Objective: To determine whether self-assessment of purified protein derivative of tuberculin (PPD) skin test reactions, done using a simple two-choice approach, is an effective screening method for tuberculosis. Design: Double-blind comparison between self-assessments and trained professional readings of PPD skin test reactions, done 72 hours after test administration. Setting: The New York City Fire Department's Bureau of Health Services Participants: 2011 New York City firefighters and fire officers were given PPD skin tests during a mandatory retraining course. Thirty-seven persons were excluded because of a history of a positive PPD skin test result or a bacille Calmette-Guérin vaccination. All others agreed to participate in testing and self-assessment done using simple written instructions. Self-assessment results were submitted just before trained professional readings were done. Measurements: Self-assessments and trained professional readings of PPD skin test reactions. Results: 1833 participants (91%) interpreted their test reactions as flat. Of these interpretations, 1824 (99.5%) matched the professional reading and 9 (0.5%) did not. One hundred seventy-eight participants (9%) interpreted their test reactions as not flat; 136 of these interpretations (76.4%) matched the professional reading and 42 (23.6%) did not (κ = 0.828; lower 95% confidence limit = 0.790). The predictive value of a negative self-assessment reading was 99.5%, and the specificity was 97.7%. Conclusion: In this occupational health care setting, we follow (and recommend to others with similar populations) a tuberculin screening program based on self-assessment. Repeated tests with follow-up are required for all persons who do not report their results. All persons with self-assessments of "not flat" should return for readings by trained professionals, counseling, and treatment.

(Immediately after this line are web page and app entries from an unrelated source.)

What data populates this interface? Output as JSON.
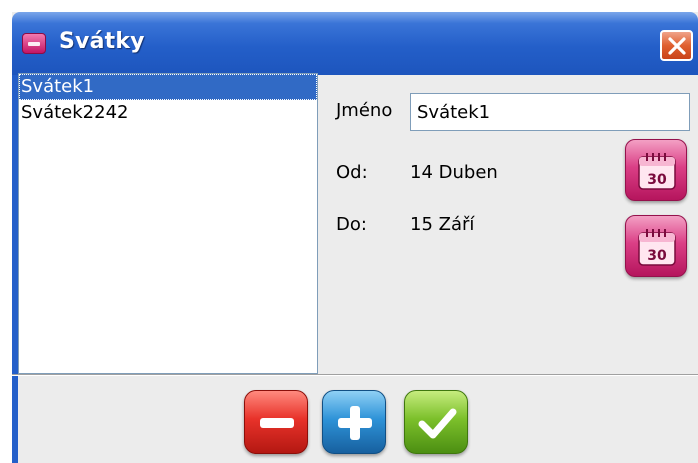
{
  "window": {
    "title": "Svátky",
    "close_label": "×"
  },
  "holidays": [
    {
      "name": "Svátek1",
      "selected": true
    },
    {
      "name": "Svátek2242",
      "selected": false
    }
  ],
  "details": {
    "name_label": "Jméno",
    "name_value": "Svátek1",
    "from_label": "Od:",
    "from_value": "14 Duben",
    "to_label": "Do:",
    "to_value": "15 Září",
    "calendar_icon_text": "30"
  },
  "icons": {
    "app": "holiday-app-icon",
    "close": "close-icon",
    "calendar": "calendar-icon",
    "remove": "minus-icon",
    "add": "plus-icon",
    "confirm": "checkmark-icon"
  },
  "colors": {
    "titlebar": "#245fc9",
    "selection": "#316ac5",
    "calendar_button": "#db3f86",
    "remove_button": "#e8322a",
    "add_button": "#2e93d8",
    "confirm_button": "#7cc02b"
  }
}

|Original language||English (US)|
|Number of pages||4|
|Journal||Annals of internal medicine|
|State||Published - Aug 15 1996|
ASJC Scopus subject areas
- Internal Medicine